Similar to a second conviction, a third conviction can lead to a harsher punishment. Even without aggravating circumstances such as serious physical harm or death, the offense is still treated as a misdemeanor. If you are found guilty for the third time, you could face a minimum sentence of four months in county jail and a maximum penalty of one year.

Additionally, there is a possibility of being fined between $390 and $1,000 and receiving a criminal probation sentence. You will also be required to attend DUI school and have your driver's license suspended, just like with your previous convictions.

A fourth conviction within ten years carries a harsher penalty. At this point, the offense is classified as a wobbler, which means it can be prosecuted as either a misdemeanor or a felony. Misdemeanor convictions have a minimum term of 120 days in county jail, with a maximum sentence of one year. However, a felony conviction carries a more severe sentence of up to 3 years in prison.

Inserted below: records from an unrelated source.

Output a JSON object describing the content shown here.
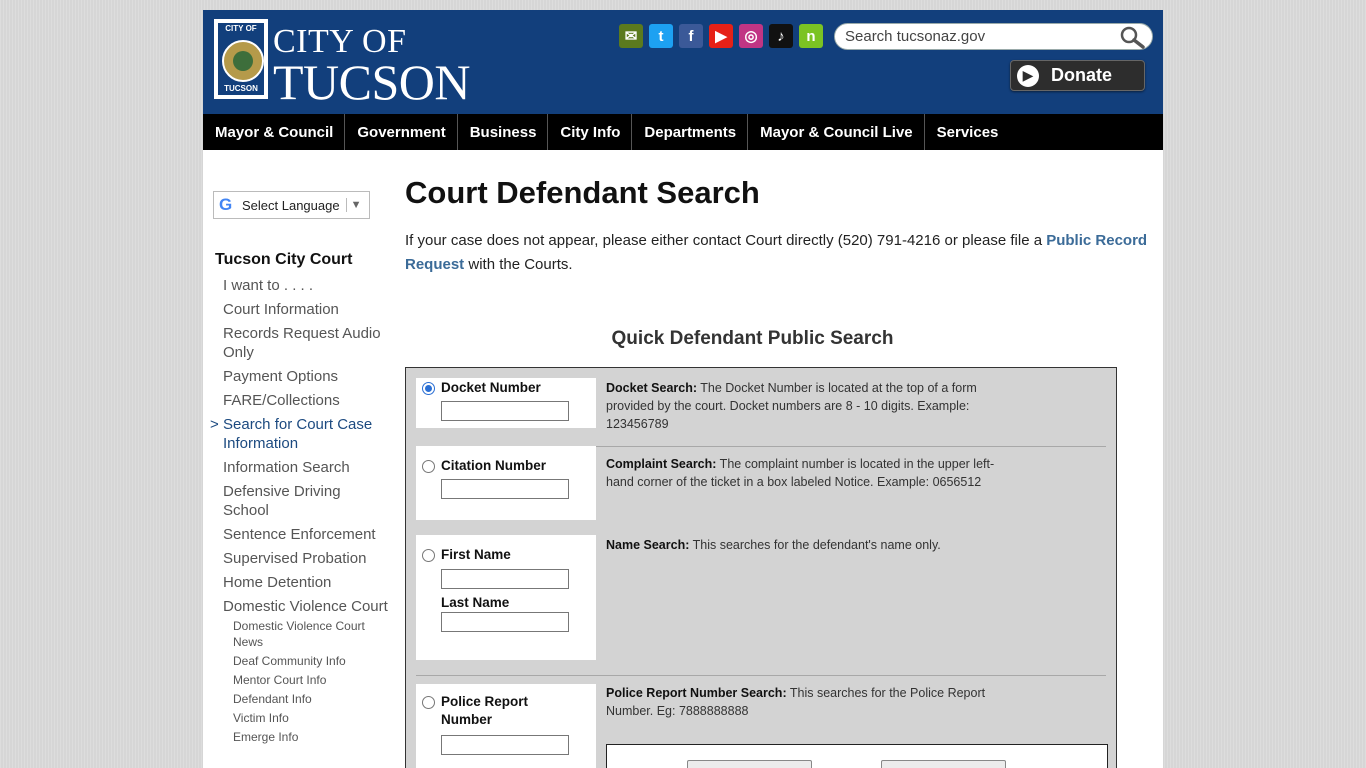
{
  "header": {
    "logo": {
      "seal_top": "CITY OF",
      "seal_bottom": "TUCSON",
      "line1": "CITY OF",
      "line2": "TUCSON"
    },
    "social_icons": [
      {
        "name": "email-icon",
        "glyph": "✉",
        "color": "#5b7a1e"
      },
      {
        "name": "twitter-icon",
        "glyph": "t",
        "color": "#1da1f2"
      },
      {
        "name": "facebook-icon",
        "glyph": "f",
        "color": "#3b5998"
      },
      {
        "name": "youtube-icon",
        "glyph": "▶",
        "color": "#e62117"
      },
      {
        "name": "instagram-icon",
        "glyph": "◎",
        "color": "#c13584"
      },
      {
        "name": "tiktok-icon",
        "glyph": "♪",
        "color": "#111111"
      },
      {
        "name": "nextdoor-icon",
        "glyph": "n",
        "color": "#7bc323"
      }
    ],
    "search": {
      "placeholder": "Search tucsonaz.gov"
    },
    "donate_label": "Donate"
  },
  "nav": {
    "items": [
      "Mayor & Council",
      "Government",
      "Business",
      "City Info",
      "Departments",
      "Mayor & Council Live",
      "Services"
    ]
  },
  "sidebar": {
    "language": "Select Language",
    "title": "Tucson City Court",
    "items": [
      "I want to . . . .",
      "Court Information",
      "Records Request Audio Only",
      "Payment Options",
      "FARE/Collections",
      "Search for Court Case Information",
      "Information Search",
      "Defensive Driving School",
      "Sentence Enforcement",
      "Supervised Probation",
      "Home Detention",
      "Domestic Violence Court"
    ],
    "subitems": [
      "Domestic Violence Court News",
      "Deaf Community Info",
      "Mentor Court Info",
      "Defendant Info",
      "Victim Info",
      "Emerge Info"
    ]
  },
  "main": {
    "title": "Court Defendant Search",
    "intro_text": "If your case does not appear, please either contact Court directly (520) 791-4216 or please file a ",
    "intro_link": "Public Record Request",
    "intro_suffix": " with the Courts.",
    "form_title": "Quick Defendant Public Search",
    "rows": {
      "docket": {
        "label": "Docket Number",
        "desc_title": "Docket Search:",
        "desc": " The Docket Number is located at the top of a form provided by the court. Docket numbers are 8 - 10 digits. Example: 123456789",
        "selected": true
      },
      "citation": {
        "label": "Citation Number",
        "desc_title": "Complaint Search:",
        "desc": " The complaint number is located in the upper left-hand corner of the ticket in a box labeled Notice. Example: 0656512"
      },
      "name": {
        "first_label": "First Name",
        "last_label": "Last Name",
        "desc_title": "Name Search:",
        "desc": " This searches for the defendant's name only."
      },
      "police": {
        "label": "Police Report Number",
        "desc_title": "Police Report Number Search:",
        "desc": " This searches for the Police Report Number. Eg: 7888888888"
      }
    }
  }
}
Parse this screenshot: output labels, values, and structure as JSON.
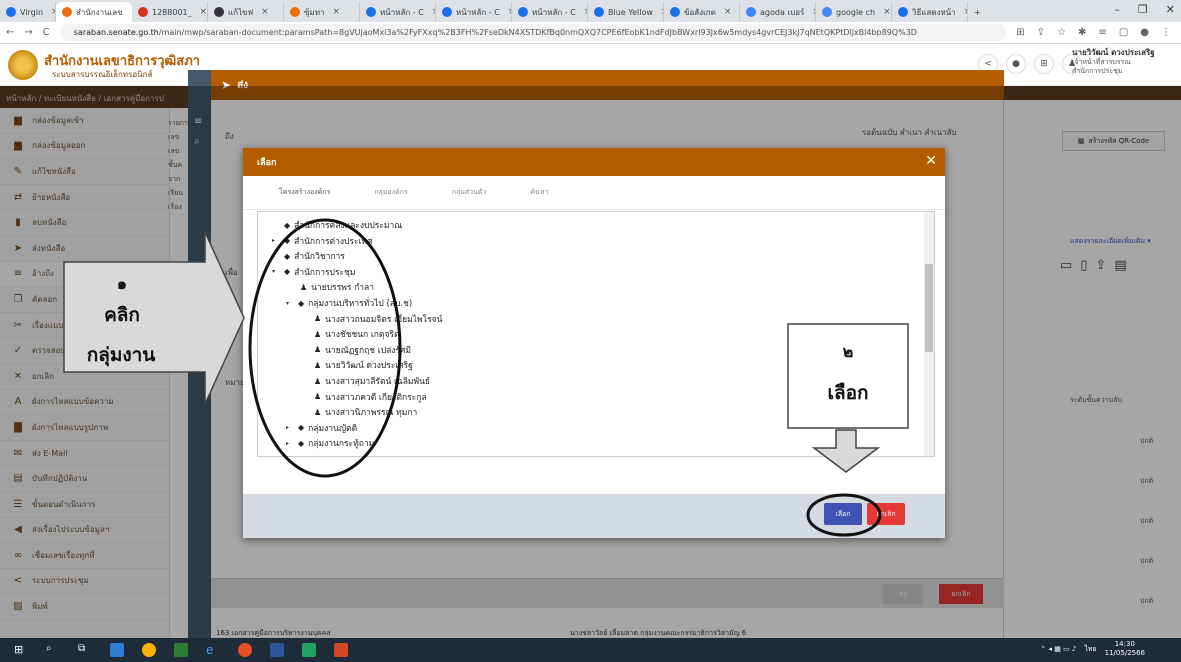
{
  "browser": {
    "tabs": [
      {
        "label": "Virgin",
        "color": "#1a73e8"
      },
      {
        "label": "สำนักงานเลข",
        "color": "#e8710a",
        "active": true
      },
      {
        "label": "1288001_",
        "color": "#d93025"
      },
      {
        "label": "แก้ไขฟ",
        "color": "#333333"
      },
      {
        "label": "ซุ้มทา",
        "color": "#e8710a"
      },
      {
        "label": "หน้าหลัก - C",
        "color": "#1a73e8"
      },
      {
        "label": "หน้าหลัก - C",
        "color": "#1a73e8"
      },
      {
        "label": "หน้าหลัก - C",
        "color": "#1a73e8"
      },
      {
        "label": "Blue Yellow",
        "color": "#1a73e8"
      },
      {
        "label": "ข้อสังเกต",
        "color": "#1a73e8"
      },
      {
        "label": "agoda เบอร์",
        "color": "#4285f4"
      },
      {
        "label": "google ch",
        "color": "#4285f4"
      },
      {
        "label": "วิธีแสดงหน้า",
        "color": "#1a73e8"
      }
    ],
    "new_tab": "+",
    "url_domain": "saraban.senate.go.th",
    "url_rest": "/main/mwp/saraban-document:paramsPath=8gVUjaoMxi3a%2FyFXxq%2B3FH%2FseDkN4XSTDKfBq0nmQXQ7CPE6fEobK1ndFdJbBWxrl93Jx6w5mdys4gvrCEJ3kJ7qNEtQKPtDljxBl4bp89Q%3D"
  },
  "app": {
    "org_name": "สำนักงานเลขาธิการวุฒิสภา",
    "org_sub": "ระบบสารบรรณอิเล็กทรอนิกส์",
    "user_name": "นายวิวัฒน์ ดวงประเสริฐ",
    "user_role": "เจ้าหน้าที่สารบรรณ",
    "user_dept": "สำนักการประชุม",
    "breadcrumb": "หน้าหลัก / ทะเบียนหนังสือ / เอกสารคู่มือการป"
  },
  "sidebar": {
    "items": [
      {
        "label": "กล่องข้อมูลเข้า",
        "icon": "inbox-icon",
        "glyph": "▆"
      },
      {
        "label": "กล่องข้อมูลออก",
        "icon": "outbox-icon",
        "glyph": "▆"
      },
      {
        "label": "แก้ไขหนังสือ",
        "icon": "pencil-icon",
        "glyph": "✎"
      },
      {
        "label": "ย้ายหนังสือ",
        "icon": "move-icon",
        "glyph": "⇄"
      },
      {
        "label": "ลบหนังสือ",
        "icon": "trash-icon",
        "glyph": "▮"
      },
      {
        "label": "ส่งหนังสือ",
        "icon": "send-icon",
        "glyph": "➤"
      },
      {
        "label": "อ้างถึง",
        "icon": "link-icon",
        "glyph": "≡"
      },
      {
        "label": "คัดลอก",
        "icon": "copy-icon",
        "glyph": "❐"
      },
      {
        "label": "เรื่องแนบ",
        "icon": "attach-icon",
        "glyph": "✂"
      },
      {
        "label": "ตรวจสอบ",
        "icon": "check-icon",
        "glyph": "✓"
      },
      {
        "label": "ยกเลิก",
        "icon": "cancel-icon",
        "glyph": "✕"
      },
      {
        "label": "ผังการไหลแบบข้อความ",
        "icon": "text-flow-icon",
        "glyph": "A"
      },
      {
        "label": "ผังการไหลแบบรูปภาพ",
        "icon": "image-flow-icon",
        "glyph": "▇"
      },
      {
        "label": "ส่ง E-Mail",
        "icon": "mail-icon",
        "glyph": "✉"
      },
      {
        "label": "บันทึกปฏิบัติงาน",
        "icon": "log-icon",
        "glyph": "▤"
      },
      {
        "label": "ขั้นตอนดำเนินการ",
        "icon": "steps-icon",
        "glyph": "☰"
      },
      {
        "label": "ส่งเรื่องไประบบข้อมูลฯ",
        "icon": "forward-icon",
        "glyph": "◀"
      },
      {
        "label": "เชื่อมเลขเรื่องทุกที่",
        "icon": "chain-icon",
        "glyph": "∞"
      },
      {
        "label": "ระบบการประชุม",
        "icon": "share-icon",
        "glyph": "<"
      },
      {
        "label": "พิมพ์",
        "icon": "print-icon",
        "glyph": "▨"
      }
    ]
  },
  "doc": {
    "title": "ส่ง",
    "to_label": "ถึง",
    "from_label": "เรื่อง",
    "purpose_label": "เพื่อ",
    "note_label": "หมายเหตุ",
    "right_tabs": "รอต้นฉบับ  สำเนา  สำเนาลับ",
    "qr_button": "สร้างรหัส QR-Code",
    "more_link": "แสดงรายละเอียดเพิ่มเติม ▾",
    "secrecy_header": "ระดับชั้นความลับ",
    "normal": "ปกติ",
    "footer_send": "ส่ง",
    "footer_cancel": "ยกเลิก",
    "bottom_text": "163 เอกสารคู่มือการบริหารงานบุคคล",
    "bottom_text2": "นางชลาวัลย์ เลื่อมลาด กลุ่มงานคณะกรรมาธิการวิสามัญ 6",
    "left_labels": [
      "รายการ",
      "เลข",
      "เลข",
      "ชั้นค",
      "จาก",
      "เรียน",
      "เรื่อง"
    ]
  },
  "modal": {
    "title": "เลือก",
    "close": "✕",
    "tabs": [
      "โครงสร้างองค์กร",
      "กลุ่มองค์กร",
      "กลุ่มส่วนตัว",
      "ค้นหา"
    ],
    "tree": [
      {
        "label": "สำนักการคลังและงบประมาณ",
        "type": "org",
        "caret": ""
      },
      {
        "label": "สำนักการต่างประเทศ",
        "type": "org",
        "caret": "▸"
      },
      {
        "label": "สำนักวิชาการ",
        "type": "org",
        "caret": "▸"
      },
      {
        "label": "สำนักการประชุม",
        "type": "org",
        "caret": "▾"
      },
      {
        "label": "นายบรรพร กำลา",
        "type": "person",
        "caret": ""
      },
      {
        "label": "กลุ่มงานบริหารทั่วไป (สบ.ช)",
        "type": "org",
        "caret": "▾"
      },
      {
        "label": "นางสาวถนอมจิตร เอี่ยมไพโรจน์",
        "type": "person",
        "caret": ""
      },
      {
        "label": "นางชัชชนก เกตุจริต",
        "type": "person",
        "caret": ""
      },
      {
        "label": "นายณัฏฐกฤช เปล่งรัศมี",
        "type": "person",
        "caret": ""
      },
      {
        "label": "นายวิวัฒน์ ดวงประเสริฐ",
        "type": "person",
        "caret": ""
      },
      {
        "label": "นางสาวสุมาลีรัตน์ เฉลิมพันธ์",
        "type": "person",
        "caret": ""
      },
      {
        "label": "นางสาวภควดี เกียรติกระกูล",
        "type": "person",
        "caret": ""
      },
      {
        "label": "นางสาวนิภาพรรณ ทุมกา",
        "type": "person",
        "caret": ""
      },
      {
        "label": "กลุ่มงานญัตติ",
        "type": "org",
        "caret": "▸"
      },
      {
        "label": "กลุ่มงานกระทู้ถาม",
        "type": "org",
        "caret": "▸"
      }
    ],
    "select_button": "เลือก",
    "cancel_button": "ยกเลิก"
  },
  "annotations": {
    "step1_num": "๑",
    "step1_line1": "คลิก",
    "step1_line2": "กลุ่มงาน",
    "step2_num": "๒",
    "step2_line1": "เลือก"
  },
  "taskbar": {
    "lang": "ไทย",
    "time": "14:30",
    "date": "11/05/2566"
  }
}
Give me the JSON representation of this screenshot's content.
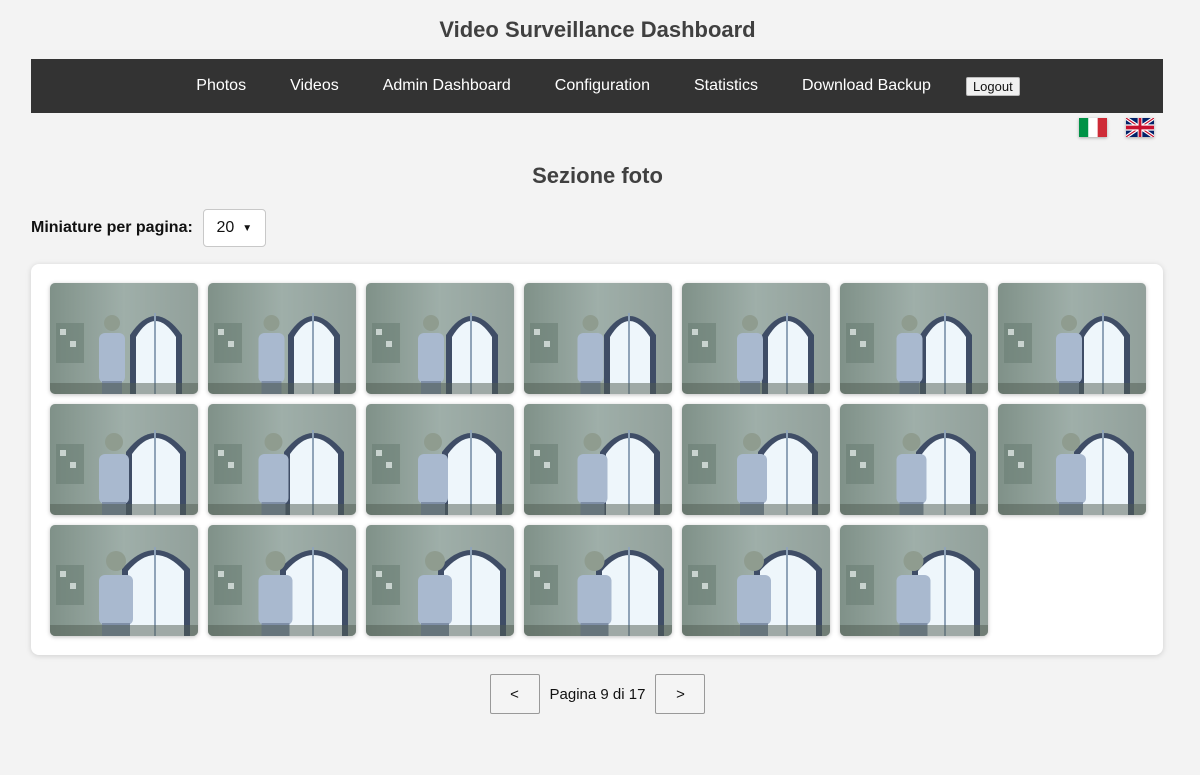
{
  "header": {
    "title": "Video Surveillance Dashboard"
  },
  "nav": {
    "items": [
      {
        "label": "Photos"
      },
      {
        "label": "Videos"
      },
      {
        "label": "Admin Dashboard"
      },
      {
        "label": "Configuration"
      },
      {
        "label": "Statistics"
      },
      {
        "label": "Download Backup"
      }
    ],
    "logout_label": "Logout"
  },
  "languages": [
    {
      "icon": "italian-flag-icon",
      "colors": [
        "#009246",
        "#ffffff",
        "#ce2b37"
      ]
    },
    {
      "icon": "uk-flag-icon",
      "colors": [
        "#012169",
        "#ffffff",
        "#c8102e"
      ]
    }
  ],
  "section": {
    "title": "Sezione foto"
  },
  "per_page": {
    "label": "Miniature per pagina:",
    "selected": "20"
  },
  "gallery": {
    "thumbnail_icon": "surveillance-photo-thumbnail",
    "thumbnail_count": 20
  },
  "pagination": {
    "prev_label": "<",
    "next_label": ">",
    "info": "Pagina 9 di 17"
  },
  "colors": {
    "navbar": "#333333",
    "page_background": "#f3f3f3"
  }
}
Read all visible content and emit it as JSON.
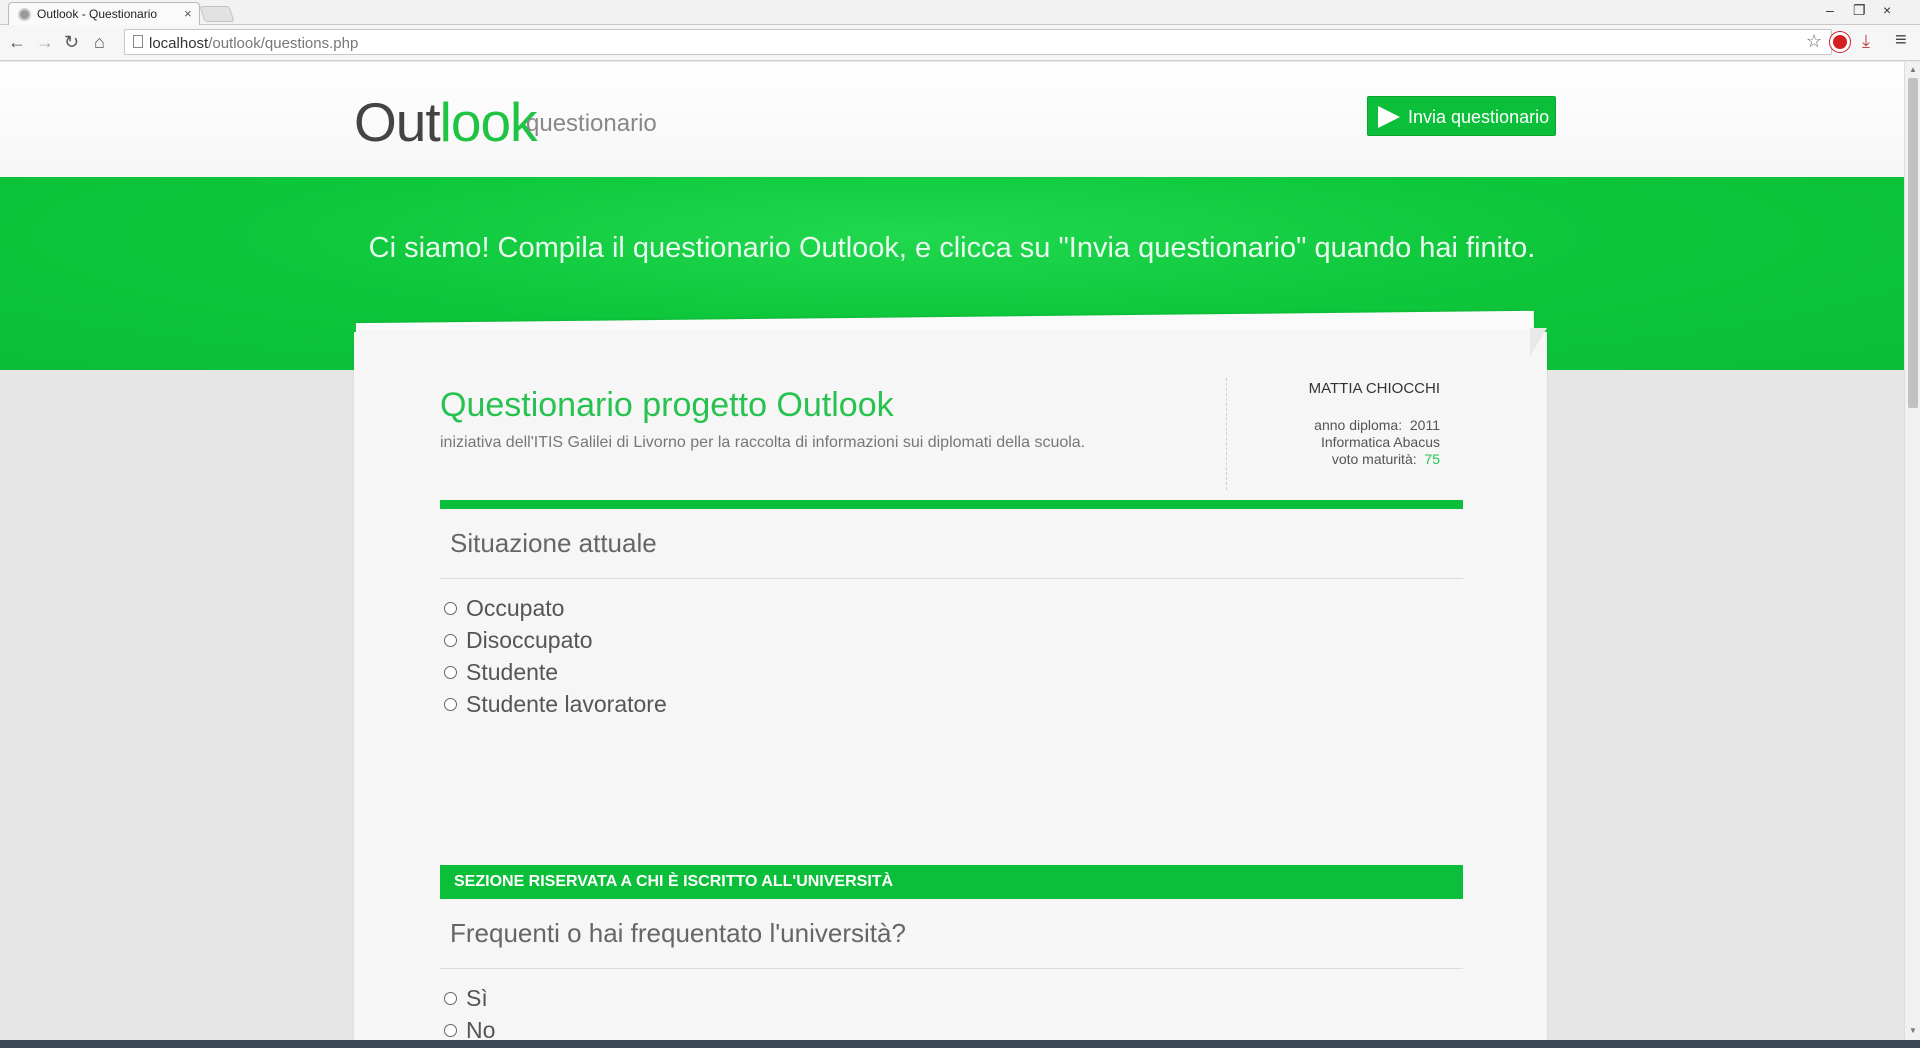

In addition to the jail term and the suspension of your driving privileges, there will be a financial fine. In certain situations, the judge could also impose probation and require you to attend DUI school.

Defenses Against DUID Charges

Strict responsibility applies to charges of DUID, meaning that you don't have to have planned to commit a crime before actually doing it. Additionally, a conviction for this offense is not dependent on your perception or feeling of sobriety.

In any case, you will need the assistance of a knowledgeable lawyer to defend yourself against the accusations. Your lawyer will review the prosecutor's case and conduct interviews with you to build a defense strategy. Several arguments can be made based on the specifics of the offense, including:

You Weren't Impaired

If you did not use drugs while operating the car, you are not guilty of a DUID. It cannot be assumed that using medication would have made you less coherent. To use this defense, your attorney will need to contest the results of the chemical test and call an expert witness to refute the prosecution's evidence. Your attorney can prove your innocence by demonstrating that the level of drugs in your system was not substantial enough to cause impairment.

You Didn't Drive While Inebriated

The fact that you drove or operated a car while under the influence of drugs is a crucial piece of evidence. However, if the arresting officer only saw you dozing off in the vehicle due to alcohol, it could not be considered evidence of you driving. Your attorney could argue that you decided to sleep off the effects of the medications after taking them before operating the vehicle. If this defense is strong and credible enough, it could support the argument that you shouldn't be sent to jail.

Unintentional Intoxication

In certain situations, it is possible to unknowingly consume a drug without realizing it. For example, let's say you were at a party and had only one drink, unaware that it contained a substance that could impair you. If you were later found to have been drugged but did not know of it, and the prosecution cannot prove that you willingly took the drugs, you would not be held responsible for the crime.

In addition to these and many other defenses, your lawyer can contest the test findings to refute the allegations. It's important to note that both chemical and field testing have limitations and are not foolproof. There have been previous reports of tampered, tainted, or mixed test results.

Another defense tactic your lawyer could use to counter a strict sentence is plea bargaining. You have the option to enter a guilty plea to a reduced charge or enter a not-guilty plea if the prosecutor's case is weak. By doing this, you can typically avoid going to jail or receive a less severe sentence.

Find a Criminal Defense Attorney Near Me

The details of your arrest and case are crucial if you are charged with a DUID. These details can have an impact on your criminal conviction or potential release. With the assistance of our defense attorneys at Monterey Criminal Attorney, you can use these facts to build a strong defense that could lead to the dropping of charges or a reduced sentence. Call us today at 831-574-1791 to discuss your case further and strategize on how to challenge your DUID accusations.